Stored data entries:
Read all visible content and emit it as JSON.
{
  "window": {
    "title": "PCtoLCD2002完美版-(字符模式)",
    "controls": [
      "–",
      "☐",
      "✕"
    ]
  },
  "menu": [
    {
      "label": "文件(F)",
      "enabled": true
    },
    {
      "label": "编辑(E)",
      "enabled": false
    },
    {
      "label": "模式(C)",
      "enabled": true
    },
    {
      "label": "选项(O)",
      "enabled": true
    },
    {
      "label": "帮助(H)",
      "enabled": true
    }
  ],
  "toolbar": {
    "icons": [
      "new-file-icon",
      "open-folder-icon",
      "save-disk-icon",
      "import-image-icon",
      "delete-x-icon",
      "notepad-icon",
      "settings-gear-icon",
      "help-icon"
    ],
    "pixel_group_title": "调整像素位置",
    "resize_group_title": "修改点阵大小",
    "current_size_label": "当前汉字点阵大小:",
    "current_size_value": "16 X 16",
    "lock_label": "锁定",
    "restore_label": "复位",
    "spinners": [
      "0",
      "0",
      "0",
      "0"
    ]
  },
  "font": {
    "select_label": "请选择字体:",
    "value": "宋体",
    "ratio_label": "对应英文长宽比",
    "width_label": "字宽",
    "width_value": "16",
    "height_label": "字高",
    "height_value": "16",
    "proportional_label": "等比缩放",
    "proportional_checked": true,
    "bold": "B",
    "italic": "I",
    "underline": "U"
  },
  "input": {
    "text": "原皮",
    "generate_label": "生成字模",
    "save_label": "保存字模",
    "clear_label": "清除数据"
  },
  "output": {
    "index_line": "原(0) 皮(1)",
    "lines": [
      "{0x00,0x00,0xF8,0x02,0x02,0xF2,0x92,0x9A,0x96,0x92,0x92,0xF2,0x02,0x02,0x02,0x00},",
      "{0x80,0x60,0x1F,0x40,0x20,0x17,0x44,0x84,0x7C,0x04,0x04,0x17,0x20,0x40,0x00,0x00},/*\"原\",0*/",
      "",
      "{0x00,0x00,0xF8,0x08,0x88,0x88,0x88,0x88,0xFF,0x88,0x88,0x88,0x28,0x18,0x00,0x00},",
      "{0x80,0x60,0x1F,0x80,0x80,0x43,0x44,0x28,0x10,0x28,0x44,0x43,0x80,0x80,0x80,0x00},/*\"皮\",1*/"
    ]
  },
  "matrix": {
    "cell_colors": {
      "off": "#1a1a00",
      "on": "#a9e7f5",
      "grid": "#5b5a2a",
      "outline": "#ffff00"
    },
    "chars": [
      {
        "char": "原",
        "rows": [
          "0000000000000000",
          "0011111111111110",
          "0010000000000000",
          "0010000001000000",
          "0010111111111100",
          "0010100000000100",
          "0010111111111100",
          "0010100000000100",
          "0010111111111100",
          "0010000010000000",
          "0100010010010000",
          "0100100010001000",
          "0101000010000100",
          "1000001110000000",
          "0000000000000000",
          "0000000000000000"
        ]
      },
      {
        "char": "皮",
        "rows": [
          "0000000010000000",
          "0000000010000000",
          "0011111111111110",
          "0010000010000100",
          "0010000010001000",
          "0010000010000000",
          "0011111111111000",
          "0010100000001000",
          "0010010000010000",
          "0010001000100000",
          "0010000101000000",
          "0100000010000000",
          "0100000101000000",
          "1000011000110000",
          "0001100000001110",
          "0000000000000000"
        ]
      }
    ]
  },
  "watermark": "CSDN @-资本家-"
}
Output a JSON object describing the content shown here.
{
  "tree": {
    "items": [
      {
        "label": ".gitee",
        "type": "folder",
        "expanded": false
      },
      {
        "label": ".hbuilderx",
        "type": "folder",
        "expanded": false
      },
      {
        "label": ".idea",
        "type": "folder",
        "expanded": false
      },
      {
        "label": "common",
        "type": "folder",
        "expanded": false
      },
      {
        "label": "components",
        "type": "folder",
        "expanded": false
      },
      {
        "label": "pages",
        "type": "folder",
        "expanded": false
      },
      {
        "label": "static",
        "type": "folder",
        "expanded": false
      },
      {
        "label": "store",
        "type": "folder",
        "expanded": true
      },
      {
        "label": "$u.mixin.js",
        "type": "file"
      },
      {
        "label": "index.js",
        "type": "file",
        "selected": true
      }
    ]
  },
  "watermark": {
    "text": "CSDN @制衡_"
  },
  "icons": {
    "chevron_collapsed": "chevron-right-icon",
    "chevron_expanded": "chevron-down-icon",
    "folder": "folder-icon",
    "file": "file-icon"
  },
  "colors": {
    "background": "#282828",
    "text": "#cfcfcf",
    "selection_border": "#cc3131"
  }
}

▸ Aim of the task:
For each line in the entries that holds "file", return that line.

▸ Response box:
      "new-file-icon",
        "type": "file"
        "type": "file",
    "file": "file-icon"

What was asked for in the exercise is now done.